→ What you need to do
Across the entries below, how many lines contain the string "trials"? Give only the count.

→ Excerpted records
------------------------------
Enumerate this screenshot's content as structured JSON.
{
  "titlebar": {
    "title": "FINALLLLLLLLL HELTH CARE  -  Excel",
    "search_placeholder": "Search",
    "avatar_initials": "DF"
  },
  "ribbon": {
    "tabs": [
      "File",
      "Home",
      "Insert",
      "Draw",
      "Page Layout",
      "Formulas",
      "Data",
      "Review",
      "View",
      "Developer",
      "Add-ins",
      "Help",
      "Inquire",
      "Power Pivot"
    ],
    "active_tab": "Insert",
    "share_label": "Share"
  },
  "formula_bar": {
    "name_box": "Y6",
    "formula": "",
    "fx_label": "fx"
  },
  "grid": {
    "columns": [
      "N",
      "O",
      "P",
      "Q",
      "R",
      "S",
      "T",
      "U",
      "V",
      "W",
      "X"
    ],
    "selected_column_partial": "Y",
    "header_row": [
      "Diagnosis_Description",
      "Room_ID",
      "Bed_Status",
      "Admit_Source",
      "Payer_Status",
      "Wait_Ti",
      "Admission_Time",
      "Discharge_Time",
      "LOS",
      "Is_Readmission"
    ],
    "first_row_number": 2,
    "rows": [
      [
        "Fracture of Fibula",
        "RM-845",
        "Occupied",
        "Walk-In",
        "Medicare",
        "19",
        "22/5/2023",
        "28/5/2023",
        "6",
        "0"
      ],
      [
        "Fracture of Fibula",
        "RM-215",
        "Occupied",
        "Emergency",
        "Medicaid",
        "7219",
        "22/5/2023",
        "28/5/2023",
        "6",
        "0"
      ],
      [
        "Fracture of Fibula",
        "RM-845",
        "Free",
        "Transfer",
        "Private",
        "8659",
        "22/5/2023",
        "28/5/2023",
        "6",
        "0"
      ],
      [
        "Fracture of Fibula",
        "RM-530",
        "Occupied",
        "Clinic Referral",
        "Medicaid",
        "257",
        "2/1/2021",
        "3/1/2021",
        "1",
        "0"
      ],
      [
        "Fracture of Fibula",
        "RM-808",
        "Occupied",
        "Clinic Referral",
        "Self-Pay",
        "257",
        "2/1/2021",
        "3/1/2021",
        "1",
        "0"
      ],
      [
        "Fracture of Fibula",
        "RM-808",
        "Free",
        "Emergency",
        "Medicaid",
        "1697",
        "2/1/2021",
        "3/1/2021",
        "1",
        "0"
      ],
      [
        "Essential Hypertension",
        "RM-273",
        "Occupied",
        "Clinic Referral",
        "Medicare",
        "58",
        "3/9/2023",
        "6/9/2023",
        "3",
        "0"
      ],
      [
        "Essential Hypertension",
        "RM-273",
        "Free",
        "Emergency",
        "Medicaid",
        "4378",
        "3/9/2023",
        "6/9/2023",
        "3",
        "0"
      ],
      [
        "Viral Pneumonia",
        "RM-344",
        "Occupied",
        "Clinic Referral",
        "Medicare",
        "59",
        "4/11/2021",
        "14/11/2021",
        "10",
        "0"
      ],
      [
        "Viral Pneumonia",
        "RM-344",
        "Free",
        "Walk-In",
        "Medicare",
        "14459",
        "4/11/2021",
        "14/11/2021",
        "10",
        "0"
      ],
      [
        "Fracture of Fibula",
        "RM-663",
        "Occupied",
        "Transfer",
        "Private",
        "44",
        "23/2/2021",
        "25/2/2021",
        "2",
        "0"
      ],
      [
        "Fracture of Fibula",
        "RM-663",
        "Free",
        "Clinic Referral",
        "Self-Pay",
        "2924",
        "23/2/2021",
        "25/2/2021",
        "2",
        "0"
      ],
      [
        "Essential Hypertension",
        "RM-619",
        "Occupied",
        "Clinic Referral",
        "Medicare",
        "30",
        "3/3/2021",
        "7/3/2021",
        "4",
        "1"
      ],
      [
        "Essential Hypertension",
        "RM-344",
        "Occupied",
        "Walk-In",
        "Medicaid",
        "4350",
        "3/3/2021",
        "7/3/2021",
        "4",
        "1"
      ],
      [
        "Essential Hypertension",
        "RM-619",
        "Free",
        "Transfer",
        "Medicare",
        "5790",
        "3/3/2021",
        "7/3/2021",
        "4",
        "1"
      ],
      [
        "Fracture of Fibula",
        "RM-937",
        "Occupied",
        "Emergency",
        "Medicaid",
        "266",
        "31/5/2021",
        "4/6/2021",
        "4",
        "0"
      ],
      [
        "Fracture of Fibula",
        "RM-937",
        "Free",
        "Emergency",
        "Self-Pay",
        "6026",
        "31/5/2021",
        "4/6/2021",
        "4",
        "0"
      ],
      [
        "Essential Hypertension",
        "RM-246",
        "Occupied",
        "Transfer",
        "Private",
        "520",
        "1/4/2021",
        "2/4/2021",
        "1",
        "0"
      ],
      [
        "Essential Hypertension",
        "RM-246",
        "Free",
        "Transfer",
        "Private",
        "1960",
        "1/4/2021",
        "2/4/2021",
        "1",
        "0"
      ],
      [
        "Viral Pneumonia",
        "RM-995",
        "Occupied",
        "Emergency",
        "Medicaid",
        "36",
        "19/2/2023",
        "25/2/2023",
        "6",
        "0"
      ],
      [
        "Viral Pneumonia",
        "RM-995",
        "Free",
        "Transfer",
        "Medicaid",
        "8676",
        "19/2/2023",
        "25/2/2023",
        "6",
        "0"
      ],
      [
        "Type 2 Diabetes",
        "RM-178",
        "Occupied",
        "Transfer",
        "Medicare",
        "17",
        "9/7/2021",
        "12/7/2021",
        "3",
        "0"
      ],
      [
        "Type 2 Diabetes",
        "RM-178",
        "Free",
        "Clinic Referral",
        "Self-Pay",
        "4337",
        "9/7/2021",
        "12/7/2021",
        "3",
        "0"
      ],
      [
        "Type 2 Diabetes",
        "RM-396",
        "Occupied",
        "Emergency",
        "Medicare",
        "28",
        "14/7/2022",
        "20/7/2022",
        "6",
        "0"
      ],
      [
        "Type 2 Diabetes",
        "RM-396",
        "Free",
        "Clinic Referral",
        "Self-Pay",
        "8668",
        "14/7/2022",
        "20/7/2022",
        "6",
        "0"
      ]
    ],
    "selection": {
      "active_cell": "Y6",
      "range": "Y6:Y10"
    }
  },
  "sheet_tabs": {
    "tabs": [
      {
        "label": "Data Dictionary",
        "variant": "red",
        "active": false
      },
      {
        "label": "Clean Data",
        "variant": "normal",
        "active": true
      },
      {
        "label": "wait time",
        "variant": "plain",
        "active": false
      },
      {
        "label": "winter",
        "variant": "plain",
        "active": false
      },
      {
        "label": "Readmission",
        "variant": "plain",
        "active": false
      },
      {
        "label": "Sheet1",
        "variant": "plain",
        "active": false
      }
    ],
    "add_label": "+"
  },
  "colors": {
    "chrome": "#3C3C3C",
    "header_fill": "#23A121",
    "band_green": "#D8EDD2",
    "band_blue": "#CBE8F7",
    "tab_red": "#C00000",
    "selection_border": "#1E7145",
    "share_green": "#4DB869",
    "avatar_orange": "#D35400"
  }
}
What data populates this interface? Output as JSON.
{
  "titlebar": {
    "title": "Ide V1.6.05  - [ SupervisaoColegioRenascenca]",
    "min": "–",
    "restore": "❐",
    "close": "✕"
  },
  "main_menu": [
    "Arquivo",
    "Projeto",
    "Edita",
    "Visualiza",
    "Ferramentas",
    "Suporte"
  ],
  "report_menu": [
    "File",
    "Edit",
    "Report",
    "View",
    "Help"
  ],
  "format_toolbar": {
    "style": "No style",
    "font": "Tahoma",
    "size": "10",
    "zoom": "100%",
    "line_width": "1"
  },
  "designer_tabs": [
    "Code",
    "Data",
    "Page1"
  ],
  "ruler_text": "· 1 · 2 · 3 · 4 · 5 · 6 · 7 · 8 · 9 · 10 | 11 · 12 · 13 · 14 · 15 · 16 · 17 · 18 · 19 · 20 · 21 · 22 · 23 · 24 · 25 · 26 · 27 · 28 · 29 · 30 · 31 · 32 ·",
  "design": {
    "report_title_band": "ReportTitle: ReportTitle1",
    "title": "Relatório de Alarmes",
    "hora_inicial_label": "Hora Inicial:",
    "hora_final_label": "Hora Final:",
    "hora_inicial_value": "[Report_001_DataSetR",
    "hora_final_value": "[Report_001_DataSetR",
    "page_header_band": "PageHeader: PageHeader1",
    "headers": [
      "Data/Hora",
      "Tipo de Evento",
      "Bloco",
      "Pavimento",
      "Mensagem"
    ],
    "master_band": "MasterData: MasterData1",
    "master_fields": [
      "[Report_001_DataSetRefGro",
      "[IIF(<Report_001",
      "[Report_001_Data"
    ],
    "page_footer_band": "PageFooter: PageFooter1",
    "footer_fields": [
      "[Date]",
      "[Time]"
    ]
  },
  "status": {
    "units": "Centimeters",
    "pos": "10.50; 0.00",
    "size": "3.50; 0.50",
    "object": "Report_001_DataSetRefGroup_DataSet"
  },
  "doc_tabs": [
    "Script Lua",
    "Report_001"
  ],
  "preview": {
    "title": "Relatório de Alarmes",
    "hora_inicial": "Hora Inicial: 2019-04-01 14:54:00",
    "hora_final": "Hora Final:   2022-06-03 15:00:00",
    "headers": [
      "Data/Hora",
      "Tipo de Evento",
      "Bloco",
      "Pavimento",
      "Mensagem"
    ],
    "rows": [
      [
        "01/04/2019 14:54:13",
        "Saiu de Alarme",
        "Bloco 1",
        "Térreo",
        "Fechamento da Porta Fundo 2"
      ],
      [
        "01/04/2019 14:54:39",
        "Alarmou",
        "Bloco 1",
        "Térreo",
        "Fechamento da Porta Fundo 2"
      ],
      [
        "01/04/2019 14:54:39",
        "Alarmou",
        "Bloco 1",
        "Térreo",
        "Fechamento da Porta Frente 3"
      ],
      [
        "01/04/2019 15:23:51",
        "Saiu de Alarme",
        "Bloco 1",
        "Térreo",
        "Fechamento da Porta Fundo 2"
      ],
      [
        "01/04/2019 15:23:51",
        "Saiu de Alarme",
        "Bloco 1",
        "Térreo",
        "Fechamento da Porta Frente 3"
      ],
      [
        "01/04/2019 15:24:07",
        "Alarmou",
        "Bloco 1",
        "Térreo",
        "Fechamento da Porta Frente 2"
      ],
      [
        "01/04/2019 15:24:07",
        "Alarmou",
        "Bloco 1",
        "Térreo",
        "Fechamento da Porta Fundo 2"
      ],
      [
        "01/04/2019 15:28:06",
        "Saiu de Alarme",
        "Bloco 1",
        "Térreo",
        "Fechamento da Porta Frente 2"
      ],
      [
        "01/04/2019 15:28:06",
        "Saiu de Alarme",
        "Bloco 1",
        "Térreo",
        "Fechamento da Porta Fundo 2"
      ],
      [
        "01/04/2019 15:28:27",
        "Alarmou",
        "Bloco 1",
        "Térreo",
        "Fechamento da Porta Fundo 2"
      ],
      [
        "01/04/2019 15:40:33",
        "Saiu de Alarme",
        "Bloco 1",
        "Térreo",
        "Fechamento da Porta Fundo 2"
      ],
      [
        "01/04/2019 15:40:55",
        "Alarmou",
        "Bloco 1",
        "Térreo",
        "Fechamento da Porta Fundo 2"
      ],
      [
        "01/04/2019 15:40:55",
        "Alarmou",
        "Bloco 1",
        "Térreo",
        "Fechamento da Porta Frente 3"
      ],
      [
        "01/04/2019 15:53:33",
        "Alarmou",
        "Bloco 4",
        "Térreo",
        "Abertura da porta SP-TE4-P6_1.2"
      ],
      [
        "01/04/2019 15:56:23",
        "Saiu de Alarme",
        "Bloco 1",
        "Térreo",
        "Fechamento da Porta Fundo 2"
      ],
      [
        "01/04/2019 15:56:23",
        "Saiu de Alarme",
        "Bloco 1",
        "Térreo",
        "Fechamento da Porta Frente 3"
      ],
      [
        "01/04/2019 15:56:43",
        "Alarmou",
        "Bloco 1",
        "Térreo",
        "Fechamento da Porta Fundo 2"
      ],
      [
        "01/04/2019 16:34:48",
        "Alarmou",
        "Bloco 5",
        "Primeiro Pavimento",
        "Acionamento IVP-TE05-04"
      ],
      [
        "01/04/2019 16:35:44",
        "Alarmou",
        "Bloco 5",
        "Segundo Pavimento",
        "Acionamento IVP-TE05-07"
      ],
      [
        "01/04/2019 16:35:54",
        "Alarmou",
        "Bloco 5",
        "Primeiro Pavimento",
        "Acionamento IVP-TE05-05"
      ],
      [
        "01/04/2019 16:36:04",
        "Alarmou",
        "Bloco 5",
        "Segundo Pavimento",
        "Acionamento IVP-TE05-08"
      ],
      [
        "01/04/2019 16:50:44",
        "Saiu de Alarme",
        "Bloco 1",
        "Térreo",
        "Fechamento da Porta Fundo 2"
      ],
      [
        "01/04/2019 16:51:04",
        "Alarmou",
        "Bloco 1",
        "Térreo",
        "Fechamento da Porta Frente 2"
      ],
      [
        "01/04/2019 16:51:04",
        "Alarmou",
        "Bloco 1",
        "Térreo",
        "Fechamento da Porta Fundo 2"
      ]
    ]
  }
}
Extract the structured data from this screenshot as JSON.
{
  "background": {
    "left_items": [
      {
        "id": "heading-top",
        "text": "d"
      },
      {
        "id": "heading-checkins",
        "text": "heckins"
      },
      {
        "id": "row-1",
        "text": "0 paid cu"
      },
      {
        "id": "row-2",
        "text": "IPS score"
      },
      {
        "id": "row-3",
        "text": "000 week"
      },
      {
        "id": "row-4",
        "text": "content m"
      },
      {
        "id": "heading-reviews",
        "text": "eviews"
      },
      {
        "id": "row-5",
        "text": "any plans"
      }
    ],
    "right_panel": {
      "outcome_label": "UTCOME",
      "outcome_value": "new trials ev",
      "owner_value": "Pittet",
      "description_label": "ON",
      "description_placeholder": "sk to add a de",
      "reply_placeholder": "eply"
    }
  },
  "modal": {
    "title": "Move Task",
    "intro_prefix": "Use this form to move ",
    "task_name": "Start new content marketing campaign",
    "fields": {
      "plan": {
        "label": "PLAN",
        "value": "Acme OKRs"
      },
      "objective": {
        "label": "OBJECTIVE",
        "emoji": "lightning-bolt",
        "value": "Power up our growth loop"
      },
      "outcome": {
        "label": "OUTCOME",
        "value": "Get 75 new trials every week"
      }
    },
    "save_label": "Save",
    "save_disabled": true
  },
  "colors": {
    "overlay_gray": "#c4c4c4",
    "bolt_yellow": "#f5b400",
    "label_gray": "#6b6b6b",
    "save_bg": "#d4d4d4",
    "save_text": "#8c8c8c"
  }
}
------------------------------
→ Task result
2